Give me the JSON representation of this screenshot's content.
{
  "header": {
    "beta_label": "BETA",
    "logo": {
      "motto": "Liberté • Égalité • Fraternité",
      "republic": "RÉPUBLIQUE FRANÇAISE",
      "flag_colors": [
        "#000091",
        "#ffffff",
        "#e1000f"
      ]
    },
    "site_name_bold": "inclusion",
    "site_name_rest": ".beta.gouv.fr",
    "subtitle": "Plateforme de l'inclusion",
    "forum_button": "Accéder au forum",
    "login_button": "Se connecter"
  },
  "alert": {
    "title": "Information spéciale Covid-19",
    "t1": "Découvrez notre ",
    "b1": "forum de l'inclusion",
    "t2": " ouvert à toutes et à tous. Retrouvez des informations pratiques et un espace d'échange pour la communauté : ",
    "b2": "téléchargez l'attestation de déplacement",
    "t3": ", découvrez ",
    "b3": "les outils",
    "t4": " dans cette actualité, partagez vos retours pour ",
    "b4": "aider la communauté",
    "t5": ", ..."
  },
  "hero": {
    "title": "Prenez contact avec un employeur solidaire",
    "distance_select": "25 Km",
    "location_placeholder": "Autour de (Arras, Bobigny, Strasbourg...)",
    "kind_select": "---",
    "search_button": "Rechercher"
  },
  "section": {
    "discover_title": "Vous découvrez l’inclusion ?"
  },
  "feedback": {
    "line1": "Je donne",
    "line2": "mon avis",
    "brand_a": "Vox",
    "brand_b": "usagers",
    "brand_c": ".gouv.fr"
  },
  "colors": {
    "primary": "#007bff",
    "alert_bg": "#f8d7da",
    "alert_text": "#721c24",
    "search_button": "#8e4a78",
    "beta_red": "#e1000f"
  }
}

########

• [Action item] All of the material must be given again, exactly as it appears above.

• [Reply to the exercise]
Give me the JSON representation of this screenshot's content.
{
  "header": {
    "beta_label": "BETA",
    "logo": {
      "motto": "Liberté • Égalité • Fraternité",
      "republic": "RÉPUBLIQUE FRANÇAISE",
      "flag_colors": [
        "#000091",
        "#ffffff",
        "#e1000f"
      ]
    },
    "site_name_bold": "inclusion",
    "site_name_rest": ".beta.gouv.fr",
    "subtitle": "Plateforme de l'inclusion",
    "forum_button": "Accéder au forum",
    "login_button": "Se connecter"
  },
  "alert": {
    "title": "Information spéciale Covid-19",
    "t1": "Découvrez notre ",
    "b1": "forum de l'inclusion",
    "t2": " ouvert à toutes et à tous. Retrouvez des informations pratiques et un espace d'échange pour la communauté : ",
    "b2": "téléchargez l'attestation de déplacement",
    "t3": ", découvrez ",
    "b3": "les outils",
    "t4": " dans cette actualité, partagez vos retours pour ",
    "b4": "aider la communauté",
    "t5": ", ..."
  },
  "hero": {
    "title": "Prenez contact avec un employeur solidaire",
    "distance_select": "25 Km",
    "location_placeholder": "Autour de (Arras, Bobigny, Strasbourg...)",
    "kind_select": "---",
    "search_button": "Rechercher"
  },
  "section": {
    "discover_title": "Vous découvrez l’inclusion ?"
  },
  "feedback": {
    "line1": "Je donne",
    "line2": "mon avis",
    "brand_a": "Vox",
    "brand_b": "usagers",
    "brand_c": ".gouv.fr"
  },
  "colors": {
    "primary": "#007bff",
    "alert_bg": "#f8d7da",
    "alert_text": "#721c24",
    "search_button": "#8e4a78",
    "beta_red": "#e1000f"
  }
}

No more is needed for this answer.